This would include Shamrock Shakes...

Yeah - I know. They aren't really milkshakes. Or even good food. But once a week when I commute to USFR, I whiz through a McD drive-through for a Shamrock Shake.

It turns out I'm spending to maximize my happiness like a serious engineer.
A new exciting paper in the forthcoming Journal of Consumer Psychology makes the case that money should buy us happiness, but most people aren't spending it right. On the edge of psychology and economics, Profs. Daniel Gilbert, Elizabeth Dunn and Timothy Wilson lay out eight principles of spending efficiently, including:

1) Buy more experiences and fewer material objects
2) Buy many small things rather than a few large things
3) Avoid extended warranties and outsized insurance plans 

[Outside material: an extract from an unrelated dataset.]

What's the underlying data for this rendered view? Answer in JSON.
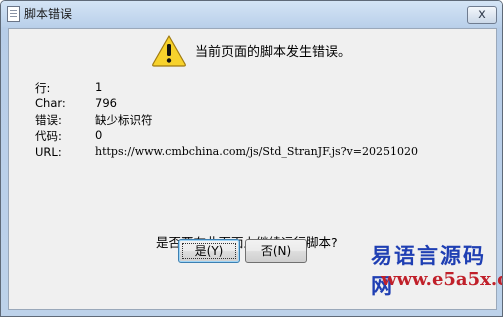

It's easy to nod and say this is all very well, but the older I get the more logical this sounds. At any rate, we are shifting our consumption patterns gradually to "repeatable joys" (our phrase). We seem to have enough stuff.

With the possible exception of just a few new power tools for my new woodshop greenhouse support structure.

Also, never buy the extended warranty.

1 comment:

Anonymous said...

Someone could even write a book on the topic and build business models around the idea. The Experience Economy by David Brooks.

Here is a link to Harvard Business Review